AIM OF THE EXERCISE: Report each line of the data below in which "stem" appears.

THE RECORDS:
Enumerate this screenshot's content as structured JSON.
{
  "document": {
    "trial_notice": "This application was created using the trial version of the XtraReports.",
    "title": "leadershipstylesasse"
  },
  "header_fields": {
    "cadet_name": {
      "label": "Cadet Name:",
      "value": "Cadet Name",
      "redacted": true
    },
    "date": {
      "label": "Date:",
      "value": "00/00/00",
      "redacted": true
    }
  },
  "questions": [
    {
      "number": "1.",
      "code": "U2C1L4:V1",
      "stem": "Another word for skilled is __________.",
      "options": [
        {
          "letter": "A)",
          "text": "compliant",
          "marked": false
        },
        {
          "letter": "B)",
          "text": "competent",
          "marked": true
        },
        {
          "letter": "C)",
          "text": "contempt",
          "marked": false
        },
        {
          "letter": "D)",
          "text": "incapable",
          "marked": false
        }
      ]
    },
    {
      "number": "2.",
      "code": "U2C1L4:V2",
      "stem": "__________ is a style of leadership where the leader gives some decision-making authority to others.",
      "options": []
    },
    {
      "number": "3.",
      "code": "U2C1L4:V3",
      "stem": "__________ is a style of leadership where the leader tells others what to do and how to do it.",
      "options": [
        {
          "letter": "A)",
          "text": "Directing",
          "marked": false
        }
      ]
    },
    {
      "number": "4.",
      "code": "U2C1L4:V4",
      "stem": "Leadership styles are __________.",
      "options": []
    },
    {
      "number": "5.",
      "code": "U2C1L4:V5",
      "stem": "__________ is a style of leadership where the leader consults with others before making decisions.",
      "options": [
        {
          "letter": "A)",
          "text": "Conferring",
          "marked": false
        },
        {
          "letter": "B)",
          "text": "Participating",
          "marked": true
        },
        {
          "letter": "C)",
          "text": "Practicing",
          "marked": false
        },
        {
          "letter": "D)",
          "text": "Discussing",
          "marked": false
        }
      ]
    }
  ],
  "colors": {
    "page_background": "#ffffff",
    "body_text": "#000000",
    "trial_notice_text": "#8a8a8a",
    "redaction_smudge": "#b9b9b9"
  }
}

RESPONSE TO THIS EXERCISE:
      "stem": "Another word for skilled is __________.",
      "stem": "__________ is a style of leadership where the leader gives some decision-making authority to others.",
      "stem": "__________ is a style of leadership where the leader tells others what to do and how to do it.",
      "stem": "Leadership styles are __________.",
      "stem": "__________ is a style of leadership where the leader consults with others before making decisions.",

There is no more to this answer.